“It’s too expensive to put me on the road and I’m not going to be making that kind of money,” Good said. “I can’t go anywhere without four crew members. I absolutely cannot do it. My live show just won’t work. It is entirely unreasonable with a band like mine to pare down to one amplifier and go on the road. It’s a gross misrepresentation.”

Matthew Good Band hasn’t played the game since the frontman split with his original manager, Frank Weipert, in the summer of 1998, and he and Genn, in particular, became “massively proactive” in every aspect of MGB’s career.

The turning point came when he wanted to make a video for “Apparitions” and went up against the resistance movement (his label) and did it anyway, Good said. The creepy vid helped push sales of 1997’s Underdogs toward double-platinum and made this skinny, unassuming singer the epitome of cool in the eyes of the young folk who flocked to his shows.

“It was then that I realized that these people don’t know anything more than me,” Good said.

Ian Browne
Matthew Good
Rich Priske
Dave Genn

Much to the frustration of some people at Universal Music Canada, Good often shoots his mouth off, particularly to the media about a range of topics from the ineptitude of major record executives to the homogenous sound of some of Canada’s biggest rock acts. He speaks his mind because, well, if anyone has ever earned the right to be cocky, it’s Good.

“I don’t think you have the right to give your opinion on certain subjects unless you had time to form them,” he reasoned. “I wouldn’t go and say half the shit I’ve said five years ago.”
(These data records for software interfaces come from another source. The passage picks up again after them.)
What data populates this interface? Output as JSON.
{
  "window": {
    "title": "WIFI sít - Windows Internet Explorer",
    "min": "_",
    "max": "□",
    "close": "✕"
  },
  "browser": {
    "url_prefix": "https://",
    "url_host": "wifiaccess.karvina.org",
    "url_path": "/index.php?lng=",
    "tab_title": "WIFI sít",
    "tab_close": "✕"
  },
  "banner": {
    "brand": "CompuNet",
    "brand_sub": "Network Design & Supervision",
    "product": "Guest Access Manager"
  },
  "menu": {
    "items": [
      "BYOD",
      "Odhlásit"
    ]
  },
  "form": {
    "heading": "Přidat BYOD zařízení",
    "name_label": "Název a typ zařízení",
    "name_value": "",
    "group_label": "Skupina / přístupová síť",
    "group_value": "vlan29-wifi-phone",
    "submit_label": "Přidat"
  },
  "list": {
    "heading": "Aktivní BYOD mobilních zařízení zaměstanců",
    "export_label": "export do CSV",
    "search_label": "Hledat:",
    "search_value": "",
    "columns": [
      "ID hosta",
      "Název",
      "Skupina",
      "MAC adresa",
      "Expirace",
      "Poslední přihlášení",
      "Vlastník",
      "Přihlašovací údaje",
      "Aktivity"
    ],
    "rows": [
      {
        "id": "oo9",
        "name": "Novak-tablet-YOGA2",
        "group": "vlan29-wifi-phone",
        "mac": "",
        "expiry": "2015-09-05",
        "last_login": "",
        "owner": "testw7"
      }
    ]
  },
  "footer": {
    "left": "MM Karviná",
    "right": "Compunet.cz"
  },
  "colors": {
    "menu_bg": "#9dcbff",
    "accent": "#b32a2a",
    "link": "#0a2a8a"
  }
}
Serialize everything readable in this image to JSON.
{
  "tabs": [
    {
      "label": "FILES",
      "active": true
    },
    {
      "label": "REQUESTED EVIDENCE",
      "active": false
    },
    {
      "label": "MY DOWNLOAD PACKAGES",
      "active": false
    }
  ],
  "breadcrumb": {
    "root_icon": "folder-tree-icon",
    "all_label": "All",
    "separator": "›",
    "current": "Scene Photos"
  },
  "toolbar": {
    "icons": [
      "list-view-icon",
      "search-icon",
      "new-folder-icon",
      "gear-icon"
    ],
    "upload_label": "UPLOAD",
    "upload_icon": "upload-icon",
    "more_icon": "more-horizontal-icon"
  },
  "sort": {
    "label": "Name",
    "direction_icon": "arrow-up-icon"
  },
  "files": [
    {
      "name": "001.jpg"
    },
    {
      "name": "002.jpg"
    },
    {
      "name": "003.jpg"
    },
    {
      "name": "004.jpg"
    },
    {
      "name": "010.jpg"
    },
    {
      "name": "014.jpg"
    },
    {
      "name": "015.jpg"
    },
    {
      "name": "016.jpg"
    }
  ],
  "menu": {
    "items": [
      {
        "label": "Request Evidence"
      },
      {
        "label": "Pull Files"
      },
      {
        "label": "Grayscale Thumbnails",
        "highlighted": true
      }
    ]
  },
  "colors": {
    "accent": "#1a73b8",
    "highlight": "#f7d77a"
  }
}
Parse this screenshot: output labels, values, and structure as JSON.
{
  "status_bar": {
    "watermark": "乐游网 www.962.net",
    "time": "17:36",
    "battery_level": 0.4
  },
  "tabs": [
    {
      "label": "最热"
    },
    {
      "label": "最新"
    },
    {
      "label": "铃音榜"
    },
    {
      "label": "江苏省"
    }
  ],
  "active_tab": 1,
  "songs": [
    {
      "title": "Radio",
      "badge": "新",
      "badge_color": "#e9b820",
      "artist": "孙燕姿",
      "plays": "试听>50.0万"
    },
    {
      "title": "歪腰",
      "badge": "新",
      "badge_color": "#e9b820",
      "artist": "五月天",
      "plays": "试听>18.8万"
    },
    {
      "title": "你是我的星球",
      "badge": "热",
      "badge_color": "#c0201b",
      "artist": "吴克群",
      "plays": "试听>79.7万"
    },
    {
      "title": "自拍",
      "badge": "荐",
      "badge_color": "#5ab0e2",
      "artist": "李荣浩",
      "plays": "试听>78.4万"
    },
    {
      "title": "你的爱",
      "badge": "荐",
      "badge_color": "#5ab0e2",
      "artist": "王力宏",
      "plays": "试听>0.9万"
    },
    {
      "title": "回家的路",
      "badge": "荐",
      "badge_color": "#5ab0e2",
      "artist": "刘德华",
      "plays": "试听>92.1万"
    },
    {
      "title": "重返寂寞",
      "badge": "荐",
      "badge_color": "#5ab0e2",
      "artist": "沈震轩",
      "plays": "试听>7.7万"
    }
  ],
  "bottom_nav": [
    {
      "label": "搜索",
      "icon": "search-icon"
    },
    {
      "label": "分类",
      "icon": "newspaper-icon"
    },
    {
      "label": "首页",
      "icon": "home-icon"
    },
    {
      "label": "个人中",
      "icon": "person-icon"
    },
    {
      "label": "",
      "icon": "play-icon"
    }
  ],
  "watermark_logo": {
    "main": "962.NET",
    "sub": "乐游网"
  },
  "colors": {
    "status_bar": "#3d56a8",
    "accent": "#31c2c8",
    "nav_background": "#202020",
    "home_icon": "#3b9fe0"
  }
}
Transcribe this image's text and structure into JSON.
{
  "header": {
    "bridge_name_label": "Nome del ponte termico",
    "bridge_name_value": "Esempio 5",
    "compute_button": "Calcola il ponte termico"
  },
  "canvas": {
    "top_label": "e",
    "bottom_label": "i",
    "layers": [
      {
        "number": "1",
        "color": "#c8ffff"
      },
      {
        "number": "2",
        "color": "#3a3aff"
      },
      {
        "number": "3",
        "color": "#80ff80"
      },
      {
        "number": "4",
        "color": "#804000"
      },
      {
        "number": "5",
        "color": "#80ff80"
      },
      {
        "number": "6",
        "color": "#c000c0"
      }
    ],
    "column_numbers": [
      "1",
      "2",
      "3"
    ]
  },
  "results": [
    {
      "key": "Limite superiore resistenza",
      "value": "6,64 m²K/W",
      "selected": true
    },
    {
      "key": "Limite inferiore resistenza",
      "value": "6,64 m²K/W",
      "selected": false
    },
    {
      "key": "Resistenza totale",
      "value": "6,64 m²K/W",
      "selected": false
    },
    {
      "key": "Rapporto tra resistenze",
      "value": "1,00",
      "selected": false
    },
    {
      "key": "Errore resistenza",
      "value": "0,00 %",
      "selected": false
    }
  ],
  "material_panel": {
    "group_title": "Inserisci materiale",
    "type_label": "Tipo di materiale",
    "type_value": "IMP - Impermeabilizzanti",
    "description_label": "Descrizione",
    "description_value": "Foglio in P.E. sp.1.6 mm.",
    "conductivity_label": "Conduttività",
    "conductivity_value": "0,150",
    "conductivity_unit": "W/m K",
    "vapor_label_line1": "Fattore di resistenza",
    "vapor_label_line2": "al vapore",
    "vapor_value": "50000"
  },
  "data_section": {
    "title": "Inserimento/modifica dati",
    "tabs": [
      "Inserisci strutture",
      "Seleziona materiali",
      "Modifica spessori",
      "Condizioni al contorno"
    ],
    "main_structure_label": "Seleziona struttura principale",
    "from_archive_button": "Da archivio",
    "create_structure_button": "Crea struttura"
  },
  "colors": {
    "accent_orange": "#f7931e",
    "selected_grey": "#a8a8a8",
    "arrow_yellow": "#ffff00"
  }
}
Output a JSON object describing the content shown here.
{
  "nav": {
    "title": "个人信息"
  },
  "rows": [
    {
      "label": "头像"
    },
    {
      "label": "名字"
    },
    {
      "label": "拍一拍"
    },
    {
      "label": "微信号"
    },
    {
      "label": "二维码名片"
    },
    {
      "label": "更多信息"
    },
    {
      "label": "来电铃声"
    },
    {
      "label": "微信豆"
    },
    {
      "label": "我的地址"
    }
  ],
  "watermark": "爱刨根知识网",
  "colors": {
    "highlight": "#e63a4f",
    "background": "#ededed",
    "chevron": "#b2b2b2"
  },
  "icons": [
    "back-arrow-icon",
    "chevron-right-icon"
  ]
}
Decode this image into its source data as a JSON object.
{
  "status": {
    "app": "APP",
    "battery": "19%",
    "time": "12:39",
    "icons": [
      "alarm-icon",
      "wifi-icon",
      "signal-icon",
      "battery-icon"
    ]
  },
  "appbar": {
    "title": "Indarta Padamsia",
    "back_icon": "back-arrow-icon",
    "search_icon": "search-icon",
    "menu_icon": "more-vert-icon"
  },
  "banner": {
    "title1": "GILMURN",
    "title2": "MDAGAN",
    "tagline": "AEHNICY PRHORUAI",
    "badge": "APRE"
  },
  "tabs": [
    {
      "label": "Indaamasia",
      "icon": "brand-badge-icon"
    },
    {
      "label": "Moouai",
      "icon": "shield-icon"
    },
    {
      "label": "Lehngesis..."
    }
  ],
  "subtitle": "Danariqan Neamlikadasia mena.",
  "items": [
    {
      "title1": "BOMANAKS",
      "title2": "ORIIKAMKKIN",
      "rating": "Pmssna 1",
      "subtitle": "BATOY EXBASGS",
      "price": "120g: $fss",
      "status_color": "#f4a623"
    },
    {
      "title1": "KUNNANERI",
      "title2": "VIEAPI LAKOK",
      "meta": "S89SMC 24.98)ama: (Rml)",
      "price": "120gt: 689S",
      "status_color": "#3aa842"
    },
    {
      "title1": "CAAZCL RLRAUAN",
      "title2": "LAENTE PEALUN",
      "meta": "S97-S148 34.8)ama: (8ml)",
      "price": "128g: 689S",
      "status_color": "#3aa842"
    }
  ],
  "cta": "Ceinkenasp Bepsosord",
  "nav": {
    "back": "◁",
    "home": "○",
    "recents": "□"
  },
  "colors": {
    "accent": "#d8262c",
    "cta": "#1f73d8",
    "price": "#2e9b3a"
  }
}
The rock band with the edgy, unsettling lyrics and vocals was largely dismissed by A&R execs in the early days, until the belief of EMI Music Publishing Canada and perseverance of indie radio promoter Bobby Gale made radio hits of “Alabama Motel Room” and “Symbolistic White Walls” from 1995’s independent debut, Last Of The Ghetto Astronauts, which sold more than 20,000 copies.

After signing an ill-fated deal with U.S. label Private Music, Good used the advance money to fund his next album, Underdogs, which was licensed to A&M/Island/Motown Music Canada. In the middle of that album, MGB switched to S.R.O. Management, helmed by Ray Danniels and Hoffman, who guided the artist through the PolyGram/Universal merger to a full artist deal. Good said S.R.O.’s other move was taking MGB to new booking agencies, S.L. Feldman & Associates in Canada and Little Big Man in the U.S.

“That’s Ray’s forte. Ray’s an ass-kicker. That’s why he’s my manager,” Good said. “And at the core of Ray’s being is a decency concerning music. It’s not an easy thing to take an eclectic band like Rush and make them that big.”

With S.R.O. on board, plus the band’s intense rock songs, innovative videos and Good’s mighty mouth, MGB has become one of Canada’s biggest new draws. While the guys put the finishing touches on their next full-length album, The Audio Of Being, due in September, they will release a limited-edition EP, Loser Anthems, on June 5th in Canada only.

Jeff Craib, MGB’s agent and Good’s golfing buddy, has put together a Canadian tour for late June to mid July in a mix of arenas and outdoor venues.

“I’m going to try and call it The Hard Liquor And Handguns Revolution 2001,” Good said. On T-shirts, he’s just going to emblazon “I Survived The Revolution.”

“I’ll just get banned from Saskatchewan, which suits me fine,” he quipped.